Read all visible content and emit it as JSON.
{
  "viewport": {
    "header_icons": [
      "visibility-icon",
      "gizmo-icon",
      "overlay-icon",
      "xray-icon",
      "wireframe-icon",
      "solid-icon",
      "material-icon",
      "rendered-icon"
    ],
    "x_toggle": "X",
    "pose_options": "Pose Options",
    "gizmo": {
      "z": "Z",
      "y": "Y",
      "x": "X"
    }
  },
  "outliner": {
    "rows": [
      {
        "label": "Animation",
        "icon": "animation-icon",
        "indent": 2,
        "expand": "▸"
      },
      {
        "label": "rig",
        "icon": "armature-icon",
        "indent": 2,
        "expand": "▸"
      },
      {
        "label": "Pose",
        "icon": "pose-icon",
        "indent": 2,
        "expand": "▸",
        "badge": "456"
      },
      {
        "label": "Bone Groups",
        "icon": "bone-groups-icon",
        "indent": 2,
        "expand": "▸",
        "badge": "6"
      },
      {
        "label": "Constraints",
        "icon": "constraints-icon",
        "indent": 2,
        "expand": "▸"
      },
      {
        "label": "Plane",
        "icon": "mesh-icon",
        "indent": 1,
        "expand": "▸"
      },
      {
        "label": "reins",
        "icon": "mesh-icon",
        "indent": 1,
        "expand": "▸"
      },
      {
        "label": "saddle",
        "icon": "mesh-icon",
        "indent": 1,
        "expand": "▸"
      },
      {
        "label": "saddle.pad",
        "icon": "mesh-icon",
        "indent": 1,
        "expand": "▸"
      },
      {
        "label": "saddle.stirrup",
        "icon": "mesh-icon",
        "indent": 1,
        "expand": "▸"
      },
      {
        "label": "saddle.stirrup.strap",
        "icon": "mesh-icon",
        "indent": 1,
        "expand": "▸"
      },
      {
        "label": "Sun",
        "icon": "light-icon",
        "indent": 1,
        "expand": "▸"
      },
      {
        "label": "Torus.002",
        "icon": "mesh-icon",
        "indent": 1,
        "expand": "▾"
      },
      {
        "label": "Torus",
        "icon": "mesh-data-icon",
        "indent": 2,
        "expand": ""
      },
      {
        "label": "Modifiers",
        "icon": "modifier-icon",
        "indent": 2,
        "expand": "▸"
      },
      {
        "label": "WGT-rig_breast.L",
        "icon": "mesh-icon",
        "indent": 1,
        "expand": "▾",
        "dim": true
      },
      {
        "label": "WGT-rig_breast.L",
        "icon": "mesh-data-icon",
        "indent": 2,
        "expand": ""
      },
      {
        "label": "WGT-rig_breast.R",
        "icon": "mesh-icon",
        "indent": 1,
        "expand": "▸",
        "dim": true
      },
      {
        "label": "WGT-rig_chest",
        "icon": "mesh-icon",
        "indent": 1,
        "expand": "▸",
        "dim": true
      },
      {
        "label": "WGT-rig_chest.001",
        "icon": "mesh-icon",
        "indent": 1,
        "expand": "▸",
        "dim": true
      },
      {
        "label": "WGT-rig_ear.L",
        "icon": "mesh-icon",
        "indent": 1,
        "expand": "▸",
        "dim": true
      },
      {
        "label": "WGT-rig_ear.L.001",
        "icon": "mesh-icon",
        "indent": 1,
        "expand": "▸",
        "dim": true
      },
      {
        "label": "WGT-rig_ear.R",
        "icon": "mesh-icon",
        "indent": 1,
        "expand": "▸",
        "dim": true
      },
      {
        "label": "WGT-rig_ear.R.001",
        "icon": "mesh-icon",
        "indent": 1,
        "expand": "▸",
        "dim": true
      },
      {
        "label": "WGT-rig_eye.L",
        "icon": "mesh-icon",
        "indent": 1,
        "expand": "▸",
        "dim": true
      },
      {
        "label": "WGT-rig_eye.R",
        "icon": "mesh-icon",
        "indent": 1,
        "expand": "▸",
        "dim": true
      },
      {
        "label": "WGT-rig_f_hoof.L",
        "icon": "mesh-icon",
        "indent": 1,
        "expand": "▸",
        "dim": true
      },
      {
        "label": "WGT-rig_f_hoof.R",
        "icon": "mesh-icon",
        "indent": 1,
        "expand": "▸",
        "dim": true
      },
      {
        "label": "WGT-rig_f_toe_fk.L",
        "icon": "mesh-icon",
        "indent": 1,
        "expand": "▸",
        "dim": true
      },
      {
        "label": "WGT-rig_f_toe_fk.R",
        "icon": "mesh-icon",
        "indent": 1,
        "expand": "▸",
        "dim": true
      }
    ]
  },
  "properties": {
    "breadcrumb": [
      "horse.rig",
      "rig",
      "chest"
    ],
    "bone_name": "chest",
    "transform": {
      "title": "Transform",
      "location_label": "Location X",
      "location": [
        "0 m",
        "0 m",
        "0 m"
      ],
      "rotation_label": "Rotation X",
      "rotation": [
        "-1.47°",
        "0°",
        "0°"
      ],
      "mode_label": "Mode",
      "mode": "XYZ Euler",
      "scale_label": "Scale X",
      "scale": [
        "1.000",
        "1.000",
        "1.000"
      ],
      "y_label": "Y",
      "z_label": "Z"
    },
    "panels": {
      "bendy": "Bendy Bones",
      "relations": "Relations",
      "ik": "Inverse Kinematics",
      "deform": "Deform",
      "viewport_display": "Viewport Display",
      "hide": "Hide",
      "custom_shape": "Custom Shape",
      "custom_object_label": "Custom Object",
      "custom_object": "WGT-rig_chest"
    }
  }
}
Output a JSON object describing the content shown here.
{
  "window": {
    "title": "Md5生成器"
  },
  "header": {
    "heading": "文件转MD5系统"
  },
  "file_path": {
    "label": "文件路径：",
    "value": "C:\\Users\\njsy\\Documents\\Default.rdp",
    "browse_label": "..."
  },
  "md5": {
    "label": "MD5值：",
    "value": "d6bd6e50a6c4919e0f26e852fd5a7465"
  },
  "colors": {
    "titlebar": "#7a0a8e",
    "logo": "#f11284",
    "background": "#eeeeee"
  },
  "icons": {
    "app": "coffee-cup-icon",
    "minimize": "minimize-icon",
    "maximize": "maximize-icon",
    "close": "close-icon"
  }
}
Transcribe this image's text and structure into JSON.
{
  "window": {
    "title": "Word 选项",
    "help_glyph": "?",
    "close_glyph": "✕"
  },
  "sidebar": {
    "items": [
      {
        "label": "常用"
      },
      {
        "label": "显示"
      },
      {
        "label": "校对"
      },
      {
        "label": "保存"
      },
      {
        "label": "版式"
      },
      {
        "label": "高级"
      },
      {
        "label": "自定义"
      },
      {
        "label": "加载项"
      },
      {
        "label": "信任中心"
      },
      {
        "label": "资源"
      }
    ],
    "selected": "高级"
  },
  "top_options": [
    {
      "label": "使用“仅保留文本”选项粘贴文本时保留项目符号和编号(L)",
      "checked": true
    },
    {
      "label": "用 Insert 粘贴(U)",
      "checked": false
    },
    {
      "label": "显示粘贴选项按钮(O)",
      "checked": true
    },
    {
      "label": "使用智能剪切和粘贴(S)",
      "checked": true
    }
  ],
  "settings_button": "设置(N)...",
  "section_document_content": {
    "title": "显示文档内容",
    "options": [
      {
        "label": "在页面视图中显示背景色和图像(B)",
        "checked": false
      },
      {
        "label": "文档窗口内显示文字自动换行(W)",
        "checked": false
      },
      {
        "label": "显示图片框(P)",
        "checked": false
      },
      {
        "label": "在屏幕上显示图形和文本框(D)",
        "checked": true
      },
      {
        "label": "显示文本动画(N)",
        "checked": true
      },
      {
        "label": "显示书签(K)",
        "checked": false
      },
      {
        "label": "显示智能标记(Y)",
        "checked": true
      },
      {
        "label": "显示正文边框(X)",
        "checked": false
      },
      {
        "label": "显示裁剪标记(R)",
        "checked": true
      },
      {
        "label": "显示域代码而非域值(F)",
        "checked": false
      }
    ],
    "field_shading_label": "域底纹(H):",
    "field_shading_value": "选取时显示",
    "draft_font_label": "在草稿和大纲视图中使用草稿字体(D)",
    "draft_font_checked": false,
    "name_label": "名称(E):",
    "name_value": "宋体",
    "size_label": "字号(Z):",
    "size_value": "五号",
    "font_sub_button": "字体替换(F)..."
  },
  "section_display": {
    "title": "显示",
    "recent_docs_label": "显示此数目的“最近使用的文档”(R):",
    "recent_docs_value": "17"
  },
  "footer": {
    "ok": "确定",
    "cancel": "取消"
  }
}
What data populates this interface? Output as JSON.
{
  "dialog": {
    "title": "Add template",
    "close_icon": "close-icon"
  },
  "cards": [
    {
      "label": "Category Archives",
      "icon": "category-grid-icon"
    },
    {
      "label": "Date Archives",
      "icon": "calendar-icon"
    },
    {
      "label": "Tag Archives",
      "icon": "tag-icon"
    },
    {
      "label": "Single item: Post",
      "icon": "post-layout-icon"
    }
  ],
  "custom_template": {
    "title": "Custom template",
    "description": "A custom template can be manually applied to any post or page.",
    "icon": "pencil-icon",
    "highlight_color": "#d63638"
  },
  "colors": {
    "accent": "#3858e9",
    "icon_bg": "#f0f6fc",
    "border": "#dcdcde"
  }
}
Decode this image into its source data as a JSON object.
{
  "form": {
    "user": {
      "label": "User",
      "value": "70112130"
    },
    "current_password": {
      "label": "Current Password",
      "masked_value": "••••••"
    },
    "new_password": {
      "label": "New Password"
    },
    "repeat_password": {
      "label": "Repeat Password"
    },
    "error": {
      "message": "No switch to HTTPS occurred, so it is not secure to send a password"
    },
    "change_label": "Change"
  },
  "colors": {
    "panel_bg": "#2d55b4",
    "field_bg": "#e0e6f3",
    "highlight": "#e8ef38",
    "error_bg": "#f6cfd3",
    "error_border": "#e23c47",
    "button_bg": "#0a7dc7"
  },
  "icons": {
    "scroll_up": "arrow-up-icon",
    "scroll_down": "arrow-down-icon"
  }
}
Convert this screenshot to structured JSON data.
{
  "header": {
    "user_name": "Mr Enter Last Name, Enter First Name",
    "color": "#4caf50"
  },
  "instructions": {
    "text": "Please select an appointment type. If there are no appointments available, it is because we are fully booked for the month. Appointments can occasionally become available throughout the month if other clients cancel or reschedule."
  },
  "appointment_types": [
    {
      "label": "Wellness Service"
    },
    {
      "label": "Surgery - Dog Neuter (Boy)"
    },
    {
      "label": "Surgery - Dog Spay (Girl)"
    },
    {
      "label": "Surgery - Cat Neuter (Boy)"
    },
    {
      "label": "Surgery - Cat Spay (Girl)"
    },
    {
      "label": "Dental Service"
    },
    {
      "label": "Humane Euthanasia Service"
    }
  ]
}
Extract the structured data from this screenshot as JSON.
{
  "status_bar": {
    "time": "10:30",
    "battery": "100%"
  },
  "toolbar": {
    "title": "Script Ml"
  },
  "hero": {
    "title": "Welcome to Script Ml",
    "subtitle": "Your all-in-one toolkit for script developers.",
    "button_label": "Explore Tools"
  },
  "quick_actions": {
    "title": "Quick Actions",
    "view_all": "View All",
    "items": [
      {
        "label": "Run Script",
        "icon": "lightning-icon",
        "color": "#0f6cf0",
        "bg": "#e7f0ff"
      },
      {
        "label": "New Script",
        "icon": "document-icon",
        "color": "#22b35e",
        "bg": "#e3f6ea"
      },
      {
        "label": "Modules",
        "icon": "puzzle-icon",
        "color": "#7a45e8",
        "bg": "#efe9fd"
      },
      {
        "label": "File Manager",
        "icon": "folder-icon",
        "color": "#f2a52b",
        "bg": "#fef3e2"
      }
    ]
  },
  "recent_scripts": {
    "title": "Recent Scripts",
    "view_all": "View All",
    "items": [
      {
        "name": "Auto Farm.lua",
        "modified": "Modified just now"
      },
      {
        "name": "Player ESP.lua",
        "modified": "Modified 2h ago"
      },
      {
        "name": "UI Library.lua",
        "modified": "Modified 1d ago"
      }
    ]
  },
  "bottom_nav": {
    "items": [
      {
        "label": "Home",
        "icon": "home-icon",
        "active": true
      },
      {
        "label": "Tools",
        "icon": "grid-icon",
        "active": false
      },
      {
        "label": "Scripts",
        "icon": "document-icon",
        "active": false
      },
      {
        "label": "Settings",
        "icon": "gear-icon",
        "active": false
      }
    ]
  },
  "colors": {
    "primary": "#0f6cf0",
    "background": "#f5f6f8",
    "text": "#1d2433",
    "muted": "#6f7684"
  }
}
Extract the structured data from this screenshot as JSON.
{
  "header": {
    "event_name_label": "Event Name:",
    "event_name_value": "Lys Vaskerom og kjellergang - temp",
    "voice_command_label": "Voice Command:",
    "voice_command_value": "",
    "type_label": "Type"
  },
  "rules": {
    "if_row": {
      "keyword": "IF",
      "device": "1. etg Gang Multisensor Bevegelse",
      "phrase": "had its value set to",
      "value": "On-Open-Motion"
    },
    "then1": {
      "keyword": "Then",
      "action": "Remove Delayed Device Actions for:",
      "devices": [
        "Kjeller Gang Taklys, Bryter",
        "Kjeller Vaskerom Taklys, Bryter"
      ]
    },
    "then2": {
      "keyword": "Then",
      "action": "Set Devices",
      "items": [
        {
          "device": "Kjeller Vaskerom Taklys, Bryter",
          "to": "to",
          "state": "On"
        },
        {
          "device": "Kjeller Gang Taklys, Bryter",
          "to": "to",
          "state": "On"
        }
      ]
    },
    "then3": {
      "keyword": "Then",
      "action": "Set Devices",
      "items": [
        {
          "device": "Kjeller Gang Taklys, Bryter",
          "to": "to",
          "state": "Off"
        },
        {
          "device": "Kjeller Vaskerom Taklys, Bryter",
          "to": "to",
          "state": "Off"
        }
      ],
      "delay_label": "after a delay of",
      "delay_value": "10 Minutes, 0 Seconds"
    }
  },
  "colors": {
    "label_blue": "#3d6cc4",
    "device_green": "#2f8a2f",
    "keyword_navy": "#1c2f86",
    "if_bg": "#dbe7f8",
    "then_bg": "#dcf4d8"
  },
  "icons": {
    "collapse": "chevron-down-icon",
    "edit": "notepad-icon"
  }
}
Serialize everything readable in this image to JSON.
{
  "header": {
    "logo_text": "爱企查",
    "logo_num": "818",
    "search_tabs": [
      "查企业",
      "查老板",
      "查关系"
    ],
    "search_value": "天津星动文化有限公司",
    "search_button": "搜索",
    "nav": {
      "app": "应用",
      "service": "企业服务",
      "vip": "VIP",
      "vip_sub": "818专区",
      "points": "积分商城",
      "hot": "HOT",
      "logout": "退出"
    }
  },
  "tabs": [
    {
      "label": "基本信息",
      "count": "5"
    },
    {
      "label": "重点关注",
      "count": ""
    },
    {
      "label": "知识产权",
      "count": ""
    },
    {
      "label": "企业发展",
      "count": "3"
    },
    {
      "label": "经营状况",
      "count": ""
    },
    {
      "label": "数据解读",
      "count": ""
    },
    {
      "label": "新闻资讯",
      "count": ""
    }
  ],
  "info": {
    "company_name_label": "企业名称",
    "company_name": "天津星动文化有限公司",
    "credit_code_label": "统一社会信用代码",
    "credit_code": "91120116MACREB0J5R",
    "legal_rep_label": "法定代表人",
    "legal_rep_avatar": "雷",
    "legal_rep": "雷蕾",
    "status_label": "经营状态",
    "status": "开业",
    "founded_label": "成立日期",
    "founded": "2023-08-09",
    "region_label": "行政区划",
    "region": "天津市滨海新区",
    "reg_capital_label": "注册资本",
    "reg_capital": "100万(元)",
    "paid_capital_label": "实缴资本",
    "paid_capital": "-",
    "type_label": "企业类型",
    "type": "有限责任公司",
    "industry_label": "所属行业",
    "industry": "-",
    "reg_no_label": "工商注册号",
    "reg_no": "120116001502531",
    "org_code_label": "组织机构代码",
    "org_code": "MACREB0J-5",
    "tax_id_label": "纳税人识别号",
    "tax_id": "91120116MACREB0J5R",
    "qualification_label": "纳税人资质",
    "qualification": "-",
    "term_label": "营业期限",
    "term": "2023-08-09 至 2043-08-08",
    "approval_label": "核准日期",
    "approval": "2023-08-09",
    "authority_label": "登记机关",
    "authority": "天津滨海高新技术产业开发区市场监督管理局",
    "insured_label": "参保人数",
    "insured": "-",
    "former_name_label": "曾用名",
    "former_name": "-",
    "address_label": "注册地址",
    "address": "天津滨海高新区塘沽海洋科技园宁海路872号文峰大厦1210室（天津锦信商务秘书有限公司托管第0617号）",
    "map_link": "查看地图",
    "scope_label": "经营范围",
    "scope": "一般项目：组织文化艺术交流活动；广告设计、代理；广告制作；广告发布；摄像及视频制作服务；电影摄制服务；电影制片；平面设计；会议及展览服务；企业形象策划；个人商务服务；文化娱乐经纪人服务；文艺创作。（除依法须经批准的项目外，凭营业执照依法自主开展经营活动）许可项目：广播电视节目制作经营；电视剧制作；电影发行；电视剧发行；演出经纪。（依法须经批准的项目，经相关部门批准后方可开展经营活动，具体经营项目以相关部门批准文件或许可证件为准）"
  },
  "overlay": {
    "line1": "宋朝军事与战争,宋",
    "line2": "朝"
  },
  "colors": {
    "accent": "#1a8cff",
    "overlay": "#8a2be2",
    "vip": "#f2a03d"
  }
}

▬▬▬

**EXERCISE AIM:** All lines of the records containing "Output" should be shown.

**SOLVED EXERCISE:**
Output a JSON object describing the content shown here.
What data populates this interface? Output as JSON.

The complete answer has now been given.